SEVEN KEYS TO BALDPATE (1917)
Article 2285 by Dave Sindelar
Viewing Date: 6-27-2007
Posting Date: 11-14-2007
Directed by Hugh Ford
Featuring George M. Cohan, Anna Q. Nilsson, Hedda Hopper
A writer of melodramatic novels takes a bet that he can write a novel in 24 hours, and is allowed to use Baldpate Inn as his place to do this as it is closed and he is unlikely to be interrupted. However, (as is obvious from the title), he doesn’t have the only key to Baldpate inn…
This is the third version of this popular melodrama that I’ve seen to date, as well as the earliest. I don’t know how close it is to the Earl Derr Biggers novel, but I’m willing to bet it’s fairly close to George M. Cohan’s play version, seeing how Cohan himself appears in the lead role.

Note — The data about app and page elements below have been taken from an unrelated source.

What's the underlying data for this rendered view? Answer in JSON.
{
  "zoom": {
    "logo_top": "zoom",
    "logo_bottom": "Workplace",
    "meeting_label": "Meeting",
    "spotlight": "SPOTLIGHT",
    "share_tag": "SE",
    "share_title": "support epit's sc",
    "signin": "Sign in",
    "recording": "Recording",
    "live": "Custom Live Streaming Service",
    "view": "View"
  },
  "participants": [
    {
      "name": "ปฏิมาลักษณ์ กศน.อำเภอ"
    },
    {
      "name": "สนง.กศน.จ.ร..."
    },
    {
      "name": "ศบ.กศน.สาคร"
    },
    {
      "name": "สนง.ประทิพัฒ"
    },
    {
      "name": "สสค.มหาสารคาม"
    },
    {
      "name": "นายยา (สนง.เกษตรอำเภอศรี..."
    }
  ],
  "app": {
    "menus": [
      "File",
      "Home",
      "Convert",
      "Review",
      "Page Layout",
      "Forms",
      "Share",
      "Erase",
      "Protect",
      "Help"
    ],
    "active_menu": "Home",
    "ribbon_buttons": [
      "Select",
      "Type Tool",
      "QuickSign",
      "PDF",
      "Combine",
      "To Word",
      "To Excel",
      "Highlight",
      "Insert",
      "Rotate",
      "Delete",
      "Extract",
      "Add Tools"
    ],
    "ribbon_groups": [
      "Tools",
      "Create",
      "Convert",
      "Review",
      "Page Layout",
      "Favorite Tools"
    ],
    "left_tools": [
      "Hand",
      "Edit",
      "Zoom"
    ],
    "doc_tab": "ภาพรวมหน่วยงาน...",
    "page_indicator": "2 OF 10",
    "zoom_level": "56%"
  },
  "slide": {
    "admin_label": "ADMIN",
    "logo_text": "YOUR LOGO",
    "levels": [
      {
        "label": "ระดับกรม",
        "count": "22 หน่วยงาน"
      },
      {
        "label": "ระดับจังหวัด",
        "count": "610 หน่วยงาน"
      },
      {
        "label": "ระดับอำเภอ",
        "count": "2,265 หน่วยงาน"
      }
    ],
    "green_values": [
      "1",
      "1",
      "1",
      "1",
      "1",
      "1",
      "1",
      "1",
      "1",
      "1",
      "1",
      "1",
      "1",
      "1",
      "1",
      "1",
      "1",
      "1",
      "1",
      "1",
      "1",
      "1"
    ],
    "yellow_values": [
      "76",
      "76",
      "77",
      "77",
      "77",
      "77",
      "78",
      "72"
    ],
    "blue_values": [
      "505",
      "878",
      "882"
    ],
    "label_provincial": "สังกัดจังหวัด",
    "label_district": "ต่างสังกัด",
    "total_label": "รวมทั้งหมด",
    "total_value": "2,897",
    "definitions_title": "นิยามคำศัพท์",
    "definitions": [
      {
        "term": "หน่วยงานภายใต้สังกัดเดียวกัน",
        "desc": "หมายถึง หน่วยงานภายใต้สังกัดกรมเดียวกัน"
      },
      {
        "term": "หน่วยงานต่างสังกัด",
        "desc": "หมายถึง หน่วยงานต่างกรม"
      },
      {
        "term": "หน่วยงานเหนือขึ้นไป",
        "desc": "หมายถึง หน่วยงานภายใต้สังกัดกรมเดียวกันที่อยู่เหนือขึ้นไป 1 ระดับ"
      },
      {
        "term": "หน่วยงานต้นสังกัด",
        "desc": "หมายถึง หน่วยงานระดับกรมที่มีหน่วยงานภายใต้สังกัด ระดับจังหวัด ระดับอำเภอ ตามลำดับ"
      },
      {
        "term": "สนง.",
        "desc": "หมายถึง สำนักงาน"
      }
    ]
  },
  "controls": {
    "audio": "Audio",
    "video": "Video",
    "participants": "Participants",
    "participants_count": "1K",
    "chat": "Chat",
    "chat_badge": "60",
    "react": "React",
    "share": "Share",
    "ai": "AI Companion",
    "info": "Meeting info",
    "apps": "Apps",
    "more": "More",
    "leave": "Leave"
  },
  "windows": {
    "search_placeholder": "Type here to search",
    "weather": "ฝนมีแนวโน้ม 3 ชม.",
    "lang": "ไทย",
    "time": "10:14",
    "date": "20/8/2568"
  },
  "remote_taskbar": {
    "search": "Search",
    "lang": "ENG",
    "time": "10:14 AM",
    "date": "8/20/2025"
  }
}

This was his first of only a handful of screen appearances, and he does a fine job. It’s still fairly short on fantastic content; outside of the possibility of it falling into the “old dark house” genre, the only other element is that the character of the misogynistic hermit (perhaps the most entertaining “guest” at Baldpate inn) occasionally pretends to be a ghost. The plot is far-fetched and sometimes confusing, and the fact that some sections of the plot are replaced by title cards doesn’t help, but I like the backstory, and there’s definitely an air of parody to the proceedings. At this point of time, I’d have to say it’s my favorite version of the story. My favorite moment; the reaction of the police chief when he’s handed two hundred thousand dollars.